Using the Frank Wolf-Judy Feder campaign as a starting point, the Richmond War Room has emerged from the mineshaft and a self described bout of naked treadmill exercise to spark a discussion about what makes for a good campaign. Not Buck Turgidson asks the question:
What makes a good campaign? Is it possible to run a good campaign without a lot of people seeing it, other than signs and direct mail?Said another way, does a campaign have to make a lot of noise to sway voters, or can it be done one football game, parade, or civic club at a time?
Given that I was stoked on caffeine yesterday AM, I kicked things off with the following (in part, and to the general topic):
Campaigns are a lot like cars. I have owned flashy cars that attracted attention. They also broke down and spent more time off the road than carrying me places. I also once owned a Chevy Nova that attracted derision for its unstylishness, but was dependable and carried me around successfully for years. Which was better to have for the purpose of transportation?I think saying a campaign is running under the radar is a highly subjective analysis. When that analysis is done mainly through second and third hand analysis-as happens so often in the blogs-it becomes even more tenuous.I think good campaigns do win voters one event at a time. It’s a combination of marathon and relay race, with the candidate being handed from one voter to the next over a period of months and years. If done successfully, then the winner is left with a significant foundation for the next go round. Voters react not only to what they see personally, but what their neighbors say, and what their co workers say. They react to a chance to speak with the candidate, to see the candidate in action, and to get information from a non-campaign source. There is a churn effect from that, just as there is a churn effect when a candidate does something great or horrendous and that act is publicized.
Frankly, I don’t see how a campaign can win without doing all these things. That makes them less under the radar than critical and necessary, which means you know the campaigns are doing it even if you don’t see it yourself.
The problem with todays campaigns is we get stoked about the highly visible stuff. Cool, but that is the easy stuff to see. However, consider how many times after an election do we read of how so-and-so visited x number of voters and knocked on this many doors, and this was the key to victory?
Over on my…I have noted many times the fundamental value of the Lincoln 4-Step (ID potential voters, ID favorables, persuage undecideds, get your favorables to the polls). Lincoln laid this out in a letter when he ran for Congress in the 1840’s, and it still hold true today…everything else is just a tool that accomplishes one of these goals.

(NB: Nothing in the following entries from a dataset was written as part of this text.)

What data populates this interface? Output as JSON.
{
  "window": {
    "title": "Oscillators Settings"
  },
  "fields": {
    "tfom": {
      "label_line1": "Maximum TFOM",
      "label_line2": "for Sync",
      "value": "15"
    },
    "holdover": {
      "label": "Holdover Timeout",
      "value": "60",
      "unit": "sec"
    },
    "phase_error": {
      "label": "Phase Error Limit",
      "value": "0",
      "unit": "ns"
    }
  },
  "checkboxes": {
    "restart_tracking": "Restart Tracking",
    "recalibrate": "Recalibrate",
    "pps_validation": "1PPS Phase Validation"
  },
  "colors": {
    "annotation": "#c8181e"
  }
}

Why quote myself? Because I can, and the campaign to automobile analogy is too good not use use on my own blog. 😉
Head to the mineshaft and join the discussion!